This recipe may not quite match up to the photos, since when I was making biryani for New Year’s, I used leftover lamb curry as my base. But it’s basically the same concept. So luxurious — fit for a maharajah’s table.
Lamb Biryani (or Goat, Beef, or Chicken)
Biryani, derived from the Persian word berya, which means fried or roasted, is a rice-based dish made with spices and either lamb, goat, beef, chicken, egg, prawns, or vegetables—your choice! It is generally more strongly spiced than a pilaf (though closely related), and commonly layered as part of its preparation. Sri Lankan biryani is spicier than Indian, and generally served with curries and sambols.
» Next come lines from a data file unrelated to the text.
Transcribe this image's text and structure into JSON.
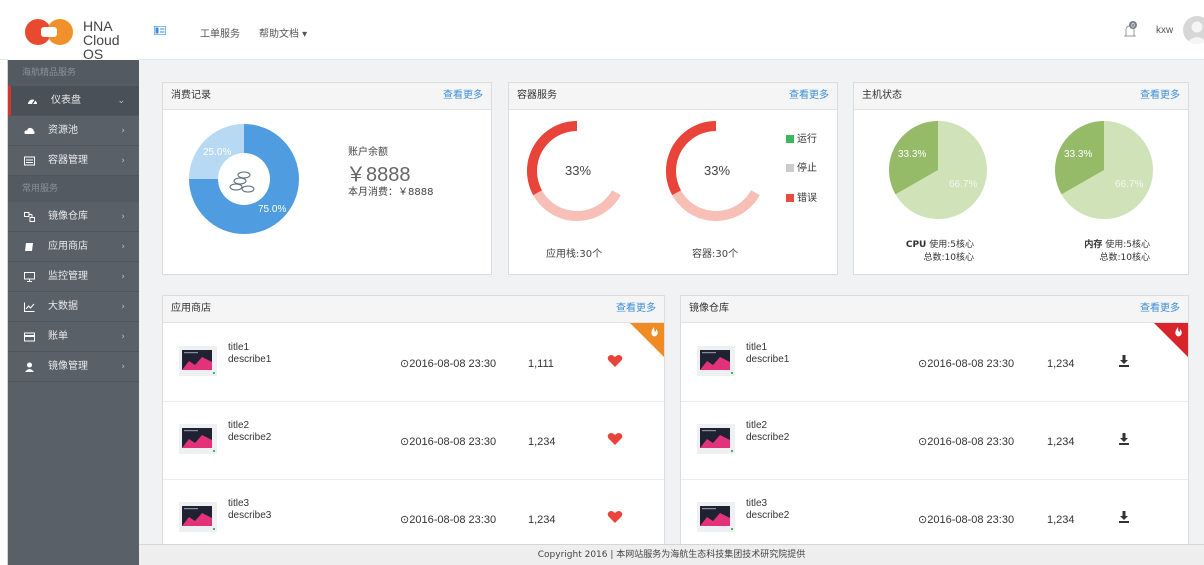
{
  "header": {
    "logo_line1": "HNA",
    "logo_line2": "Cloud OS",
    "nav": [
      "工单服务",
      "帮助文档 ▾"
    ],
    "notification_count": "0",
    "user": "kxw"
  },
  "sidebar": {
    "sections": [
      {
        "title": "海航精品服务",
        "items": [
          {
            "label": "仪表盘",
            "icon": "dashboard-icon",
            "active": true
          },
          {
            "label": "资源池",
            "icon": "cloud-icon"
          },
          {
            "label": "容器管理",
            "icon": "container-icon"
          }
        ]
      },
      {
        "title": "常用服务",
        "items": [
          {
            "label": "镜像仓库",
            "icon": "mirror-icon"
          },
          {
            "label": "应用商店",
            "icon": "store-icon"
          },
          {
            "label": "监控管理",
            "icon": "monitor-icon"
          },
          {
            "label": "大数据",
            "icon": "chart-line-icon"
          },
          {
            "label": "账单",
            "icon": "bill-icon"
          },
          {
            "label": "镜像管理",
            "icon": "user-icon"
          }
        ]
      }
    ]
  },
  "cards": {
    "consumption": {
      "title": "消费记录",
      "more": "查看更多",
      "balance_label": "账户余额",
      "balance": "￥8888",
      "month_spend": "本月消费：￥8888",
      "pie": [
        {
          "label": "25.0%",
          "value": 25,
          "color": "#b7d9f3"
        },
        {
          "label": "75.0%",
          "value": 75,
          "color": "#4f9de0"
        }
      ]
    },
    "containers": {
      "title": "容器服务",
      "more": "查看更多",
      "ring1_pct": "33%",
      "ring2_pct": "33%",
      "ring_values": {
        "error": 33,
        "rest": 67
      },
      "legend": [
        {
          "label": "运行",
          "color": "#3cb85c"
        },
        {
          "label": "停止",
          "color": "#cccccc"
        },
        {
          "label": "错误",
          "color": "#e84c3d"
        }
      ],
      "caption1": "应用栈:30个",
      "caption2": "容器:30个",
      "colors": {
        "error": "#e8443a",
        "rest": "#f7bfb5"
      }
    },
    "host": {
      "title": "主机状态",
      "more": "查看更多",
      "pie_labels": [
        "33.3%",
        "66.7%"
      ],
      "pie_values": [
        33.3,
        66.7
      ],
      "colors": {
        "dark": "#95bb68",
        "light": "#cfe2b8"
      },
      "cpu_name": "CPU",
      "cpu_used": "使用:5核心",
      "cpu_total": "总数:10核心",
      "mem_name": "内存",
      "mem_used": "使用:5核心",
      "mem_total": "总数:10核心"
    },
    "app_store": {
      "title": "应用商店",
      "more": "查看更多",
      "rows": [
        {
          "title": "title1",
          "desc": "describe1",
          "time": "⊙2016-08-08 23:30",
          "count": "1,111"
        },
        {
          "title": "title2",
          "desc": "describe2",
          "time": "⊙2016-08-08 23:30",
          "count": "1,234"
        },
        {
          "title": "title3",
          "desc": "describe3",
          "time": "⊙2016-08-08 23:30",
          "count": "1,234"
        }
      ]
    },
    "mirror_repo": {
      "title": "镜像仓库",
      "more": "查看更多",
      "rows": [
        {
          "title": "title1",
          "desc": "describe1",
          "time": "⊙2016-08-08 23:30",
          "count": "1,234"
        },
        {
          "title": "title2",
          "desc": "describe2",
          "time": "⊙2016-08-08 23:30",
          "count": "1,234"
        },
        {
          "title": "title3",
          "desc": "describe2",
          "time": "⊙2016-08-08 23:30",
          "count": "1,234"
        }
      ]
    }
  },
  "footer": "Copyright 2016 | 本网站服务为海航生态科技集团技术研究院提供",
  "colors": {
    "accent": "#3b8ed8",
    "heart": "#e8443a",
    "ribbon_orange": "#f08a24",
    "ribbon_red": "#d9242b"
  }
}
This has a lot of ingredients and may look a bit intimidating, but it’s actually quite straightforward—mostly, you’re just adding everything to one big pot, step-by-step. It isn’t usually everyday food, given that it does take a while to cook, but if you have a special occasion to celebrate, biryani is an impressive crowd-pleaser. It will come out a bit dry, so I would serve it with a curry, or something else that offers a gravy. Even a yogurt raita would work!
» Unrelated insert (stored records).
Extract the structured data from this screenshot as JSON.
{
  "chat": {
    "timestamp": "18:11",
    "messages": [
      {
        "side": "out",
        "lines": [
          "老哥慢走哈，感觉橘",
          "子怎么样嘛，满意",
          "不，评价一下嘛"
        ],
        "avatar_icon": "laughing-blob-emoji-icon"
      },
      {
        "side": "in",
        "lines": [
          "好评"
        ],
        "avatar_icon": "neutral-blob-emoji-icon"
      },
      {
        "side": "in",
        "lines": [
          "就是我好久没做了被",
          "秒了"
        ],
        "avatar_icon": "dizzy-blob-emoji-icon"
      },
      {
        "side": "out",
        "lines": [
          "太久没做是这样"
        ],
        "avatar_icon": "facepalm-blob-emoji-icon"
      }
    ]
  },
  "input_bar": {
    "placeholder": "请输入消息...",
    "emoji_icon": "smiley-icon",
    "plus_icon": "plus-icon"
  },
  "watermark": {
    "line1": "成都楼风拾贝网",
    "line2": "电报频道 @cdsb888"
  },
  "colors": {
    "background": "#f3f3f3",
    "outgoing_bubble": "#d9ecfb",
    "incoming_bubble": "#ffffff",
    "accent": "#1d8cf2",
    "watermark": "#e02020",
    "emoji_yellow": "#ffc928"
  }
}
Tip: If you don’t have an oven-safe dutch oven, you can start this in a regular large pot and transfer it to a baking dish for the final step.
4 boiled eggs, peeled and sliced in half
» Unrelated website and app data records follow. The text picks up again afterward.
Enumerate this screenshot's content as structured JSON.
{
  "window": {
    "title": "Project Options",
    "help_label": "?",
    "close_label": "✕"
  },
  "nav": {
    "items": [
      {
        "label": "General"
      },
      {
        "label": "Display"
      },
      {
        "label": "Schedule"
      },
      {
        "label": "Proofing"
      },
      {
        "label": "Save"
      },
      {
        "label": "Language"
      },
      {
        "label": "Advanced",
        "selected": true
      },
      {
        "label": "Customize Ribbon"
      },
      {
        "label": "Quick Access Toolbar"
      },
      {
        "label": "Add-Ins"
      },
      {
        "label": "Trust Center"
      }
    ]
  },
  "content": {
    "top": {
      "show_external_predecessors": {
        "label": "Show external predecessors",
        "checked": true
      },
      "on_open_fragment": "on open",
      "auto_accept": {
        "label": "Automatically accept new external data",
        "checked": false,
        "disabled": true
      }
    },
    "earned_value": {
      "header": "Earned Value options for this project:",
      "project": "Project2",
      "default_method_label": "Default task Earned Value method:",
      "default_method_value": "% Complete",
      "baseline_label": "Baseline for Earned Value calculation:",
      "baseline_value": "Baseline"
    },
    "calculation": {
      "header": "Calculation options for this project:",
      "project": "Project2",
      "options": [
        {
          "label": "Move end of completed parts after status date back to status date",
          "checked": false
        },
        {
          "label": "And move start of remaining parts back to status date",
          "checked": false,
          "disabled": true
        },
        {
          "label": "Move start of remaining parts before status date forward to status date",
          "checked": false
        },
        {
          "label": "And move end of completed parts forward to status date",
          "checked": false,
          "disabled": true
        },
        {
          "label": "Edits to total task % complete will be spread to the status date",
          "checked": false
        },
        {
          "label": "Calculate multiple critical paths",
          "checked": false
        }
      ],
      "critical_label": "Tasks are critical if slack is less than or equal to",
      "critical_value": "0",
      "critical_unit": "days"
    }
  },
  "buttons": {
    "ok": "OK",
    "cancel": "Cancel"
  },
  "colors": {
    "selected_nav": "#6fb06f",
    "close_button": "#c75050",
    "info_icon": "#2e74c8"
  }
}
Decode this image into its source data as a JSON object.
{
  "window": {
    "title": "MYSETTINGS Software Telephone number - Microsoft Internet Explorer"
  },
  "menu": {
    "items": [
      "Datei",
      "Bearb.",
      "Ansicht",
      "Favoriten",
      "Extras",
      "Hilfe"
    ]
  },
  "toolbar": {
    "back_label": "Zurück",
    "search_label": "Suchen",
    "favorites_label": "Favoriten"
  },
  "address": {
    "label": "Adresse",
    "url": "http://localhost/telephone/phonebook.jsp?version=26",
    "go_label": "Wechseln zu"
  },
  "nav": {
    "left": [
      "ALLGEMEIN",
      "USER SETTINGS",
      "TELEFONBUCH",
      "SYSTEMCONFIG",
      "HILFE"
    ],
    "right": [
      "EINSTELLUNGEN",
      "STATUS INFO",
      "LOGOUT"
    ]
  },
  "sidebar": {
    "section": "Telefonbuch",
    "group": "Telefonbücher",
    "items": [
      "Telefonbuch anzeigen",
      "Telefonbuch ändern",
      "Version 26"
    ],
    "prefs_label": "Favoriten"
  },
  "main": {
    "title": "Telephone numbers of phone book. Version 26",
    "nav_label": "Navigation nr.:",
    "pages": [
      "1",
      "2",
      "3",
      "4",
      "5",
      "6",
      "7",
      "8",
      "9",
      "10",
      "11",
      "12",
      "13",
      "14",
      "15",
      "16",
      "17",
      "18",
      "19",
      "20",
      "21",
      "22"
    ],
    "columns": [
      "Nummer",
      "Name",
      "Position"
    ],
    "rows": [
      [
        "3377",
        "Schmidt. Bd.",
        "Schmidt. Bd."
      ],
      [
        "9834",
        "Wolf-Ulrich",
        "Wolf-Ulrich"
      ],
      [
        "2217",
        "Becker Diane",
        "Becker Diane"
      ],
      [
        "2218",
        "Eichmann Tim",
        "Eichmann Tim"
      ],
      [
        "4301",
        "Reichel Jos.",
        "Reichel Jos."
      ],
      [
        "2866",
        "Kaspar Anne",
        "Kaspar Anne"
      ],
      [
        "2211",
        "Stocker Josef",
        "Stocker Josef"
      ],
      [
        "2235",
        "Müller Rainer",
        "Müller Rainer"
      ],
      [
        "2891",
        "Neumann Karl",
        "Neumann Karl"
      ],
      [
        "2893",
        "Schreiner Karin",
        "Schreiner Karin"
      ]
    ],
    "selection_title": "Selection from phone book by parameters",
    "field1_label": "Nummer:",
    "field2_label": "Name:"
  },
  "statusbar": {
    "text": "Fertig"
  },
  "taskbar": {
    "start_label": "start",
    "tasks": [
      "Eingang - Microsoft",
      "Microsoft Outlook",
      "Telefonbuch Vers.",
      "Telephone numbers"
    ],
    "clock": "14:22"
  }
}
7. Serve on a flat dish and decorate with fried sultanas, cashew nuts, and boiled egg halves.
Note: For a fancy preparation, I’ve read that some chefs fry papadum, cut it fine, until it resembles straw, and then use that to concoct a nest; they nestle the biryani with it, and mold chickens out of a combination of mashed potato, butter, and egg yolk. But I’ve never seen or tried that!